In a capitalist world that sees working hard as a virtue, it might seem like the only road to happiness is finding a job that you love. Right? Wrong. In the pursuit of finding self-actualizing work, workers are doing more and more work for less and less. And we continue to accept these work conditions because we’re told that doing work we love is the true joy. In reality, success and happiness are not found in doing work you love. This is just another way capitalist systems keep workers complacent. Miya Tokumitsu explains this and more in this book.
Work Won’t Love You Back by Sarah Jaffe
Here’s another essential book if you want to read more about the “labor of love” myth. If you’ve been told the lie that some work should be done for passion and not for pay, then you need this book. So many of us — whether we have accepted unpaid internships or are just overworked — have been exploited by buying into the lie of work for the love of it. But as the title of this book suggests, no matter how much you “love” your work, work will never love you back.
Rest is Resistance by Tricia Hersey
In Rest is Resistance, Tricia Hersey, the founder and creator of The Nap Ministry, argues that we have been brainwashed by capitalism to believe that productivity is the cornerstone of success. In the name of productivity, we live unhealthy lives to keep up a machine-level pace of work. But in reality, our worth has nothing to do with our level of production. This book is a manifesto and a battle cry rooted in Black liberation, womanism, somatics, and Afrofuturism.
Steal As Much As You Can by Nathalie Olah
With the rise of a generation that is more educated and less wealthy than any previous generation, it’s time to rethink the establishment and how we view success. Nathalie Olah argues that we should reject established routines of achieving prosperity. As we grow more and more frustrated with a world of unequal wealth, we should not feel guilty about stealing as much as we can.

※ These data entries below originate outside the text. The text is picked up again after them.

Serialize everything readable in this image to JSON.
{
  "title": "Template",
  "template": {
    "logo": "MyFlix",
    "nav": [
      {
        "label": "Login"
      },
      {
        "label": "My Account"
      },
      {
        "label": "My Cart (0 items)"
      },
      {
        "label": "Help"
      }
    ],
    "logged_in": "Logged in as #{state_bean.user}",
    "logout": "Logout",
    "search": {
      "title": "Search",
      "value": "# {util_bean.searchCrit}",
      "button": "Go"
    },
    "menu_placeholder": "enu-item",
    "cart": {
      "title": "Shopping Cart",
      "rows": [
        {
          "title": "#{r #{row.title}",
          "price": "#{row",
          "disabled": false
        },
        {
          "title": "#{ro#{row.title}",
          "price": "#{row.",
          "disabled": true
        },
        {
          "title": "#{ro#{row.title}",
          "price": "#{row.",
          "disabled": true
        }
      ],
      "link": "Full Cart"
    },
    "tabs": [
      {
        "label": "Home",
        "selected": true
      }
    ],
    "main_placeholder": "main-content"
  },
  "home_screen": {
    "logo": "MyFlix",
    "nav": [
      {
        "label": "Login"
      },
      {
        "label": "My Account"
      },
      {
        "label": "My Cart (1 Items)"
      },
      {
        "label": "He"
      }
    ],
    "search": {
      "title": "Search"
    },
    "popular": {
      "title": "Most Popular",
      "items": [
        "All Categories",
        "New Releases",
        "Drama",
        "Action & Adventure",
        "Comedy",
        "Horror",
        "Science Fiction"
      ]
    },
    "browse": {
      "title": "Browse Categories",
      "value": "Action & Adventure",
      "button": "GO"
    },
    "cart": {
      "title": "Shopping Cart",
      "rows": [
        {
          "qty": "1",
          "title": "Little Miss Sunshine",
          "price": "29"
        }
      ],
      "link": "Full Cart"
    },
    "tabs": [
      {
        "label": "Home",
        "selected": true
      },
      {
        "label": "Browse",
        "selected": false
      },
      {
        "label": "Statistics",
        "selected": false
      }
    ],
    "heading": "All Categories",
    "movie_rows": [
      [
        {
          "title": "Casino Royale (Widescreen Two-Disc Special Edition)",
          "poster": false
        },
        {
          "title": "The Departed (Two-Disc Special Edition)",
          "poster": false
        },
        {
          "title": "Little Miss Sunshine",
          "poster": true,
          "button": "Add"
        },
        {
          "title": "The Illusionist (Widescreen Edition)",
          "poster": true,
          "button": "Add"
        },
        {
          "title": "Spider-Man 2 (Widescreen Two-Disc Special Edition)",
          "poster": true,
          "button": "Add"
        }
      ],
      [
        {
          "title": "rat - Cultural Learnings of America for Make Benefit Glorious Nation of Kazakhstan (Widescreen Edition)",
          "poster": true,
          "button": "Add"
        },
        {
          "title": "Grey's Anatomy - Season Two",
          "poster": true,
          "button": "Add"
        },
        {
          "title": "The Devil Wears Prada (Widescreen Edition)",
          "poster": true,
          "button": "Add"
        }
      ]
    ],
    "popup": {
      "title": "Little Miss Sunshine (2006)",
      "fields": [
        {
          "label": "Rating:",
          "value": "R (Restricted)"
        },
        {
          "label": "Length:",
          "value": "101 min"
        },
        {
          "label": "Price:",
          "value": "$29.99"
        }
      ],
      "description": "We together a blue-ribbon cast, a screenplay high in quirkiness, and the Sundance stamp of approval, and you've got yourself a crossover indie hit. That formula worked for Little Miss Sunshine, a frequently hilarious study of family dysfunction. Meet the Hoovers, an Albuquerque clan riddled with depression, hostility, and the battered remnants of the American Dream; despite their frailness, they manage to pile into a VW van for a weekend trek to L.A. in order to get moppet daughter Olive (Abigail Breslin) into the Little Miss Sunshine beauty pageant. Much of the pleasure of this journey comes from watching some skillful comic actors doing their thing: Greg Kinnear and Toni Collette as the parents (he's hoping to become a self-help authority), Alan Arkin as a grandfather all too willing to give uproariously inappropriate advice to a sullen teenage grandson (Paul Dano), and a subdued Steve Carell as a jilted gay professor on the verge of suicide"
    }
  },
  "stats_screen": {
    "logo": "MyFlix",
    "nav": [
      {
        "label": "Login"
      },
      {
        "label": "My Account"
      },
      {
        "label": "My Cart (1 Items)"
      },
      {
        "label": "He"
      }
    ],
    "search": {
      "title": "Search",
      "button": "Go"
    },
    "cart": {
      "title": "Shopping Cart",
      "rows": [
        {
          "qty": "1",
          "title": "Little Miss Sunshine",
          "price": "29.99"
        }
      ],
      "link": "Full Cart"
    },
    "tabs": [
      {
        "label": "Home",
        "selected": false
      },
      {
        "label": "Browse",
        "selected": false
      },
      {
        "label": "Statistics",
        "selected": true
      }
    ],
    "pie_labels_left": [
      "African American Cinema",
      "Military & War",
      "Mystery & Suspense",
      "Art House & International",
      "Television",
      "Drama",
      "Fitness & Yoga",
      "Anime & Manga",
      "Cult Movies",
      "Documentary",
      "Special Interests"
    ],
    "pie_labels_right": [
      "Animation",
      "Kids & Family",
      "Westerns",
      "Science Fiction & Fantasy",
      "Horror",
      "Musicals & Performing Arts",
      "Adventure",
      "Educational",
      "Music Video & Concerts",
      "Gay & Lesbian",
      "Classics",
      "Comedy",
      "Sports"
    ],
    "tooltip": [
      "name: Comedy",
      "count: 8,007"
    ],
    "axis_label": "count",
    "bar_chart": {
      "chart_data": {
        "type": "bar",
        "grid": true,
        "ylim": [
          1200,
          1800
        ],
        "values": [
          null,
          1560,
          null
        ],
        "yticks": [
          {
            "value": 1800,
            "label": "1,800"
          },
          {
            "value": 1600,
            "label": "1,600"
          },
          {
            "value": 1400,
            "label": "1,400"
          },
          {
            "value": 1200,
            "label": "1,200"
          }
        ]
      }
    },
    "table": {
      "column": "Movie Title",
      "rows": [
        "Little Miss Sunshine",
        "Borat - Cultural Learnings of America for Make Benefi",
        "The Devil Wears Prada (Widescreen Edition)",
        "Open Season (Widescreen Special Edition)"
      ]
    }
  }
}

Wintering by Katherine May
If you’ve been #GirlBossing for quite some time now, finding time to rest might be the most difficult part of your Girlboss recovery process. If this sounds like you, pick up Wintering by Katherine May. This book celebrates the reparative nature of rest and how it can benefit us when we’re at our lowest points. This book encourages readers to see life as cyclical and not linear and to accept and welcome the moments of retreat.
How to Do Nothing by Jenny Odell
Need even more help figuring out how to do nothing? Check out this book. Technology has made all of us available 24/7 and social media has gotten everyone into creating their personal brand. So how do you turn all of that off? It’s harder than you might think , but in How to Do Nothing, Jenny Odell offers readers an action plan to resist the capitalist lies of productivity and techno-determinism.
I Didn’t Do the Thing Today by Madeleine Dore
I don’t know about you, but as much as I try to shake my Girlboss past, I still feel super guilty on days when I don’t do anything productive. How to let go of that? Madeline Dore offers help in I Didn’t Do the Thing Today. Dore herself has long felt the pressure to be productive, but over time, she’s learned there’s more value to our lives than what we did or didn’t do on any given day. This book explores why we experience productivity guilt and how we can get over it.
Caste: The Origins of Our Discontents by Isabel Wilkerson
Still need more proof that capitalism has created a caste system that we should be fighting against? Okay, time to bring out the big guns. Check out Isabel Wilkerson’s Caste. This book reveals the unseen caste system in America today. This system influences our lives and behavior, from the way we work to how we treat others. This unspoken caste system affects our everyday lives and has damaging ramifications for our culture, our politics, and our mental and physical health.
Looking for more to read to escape your past Girlboss tendencies? Check out these books about capitalism and the antiwork movement. Or try to rest more by reading these books about how to do nothing. Good luck out there, former Girlboss.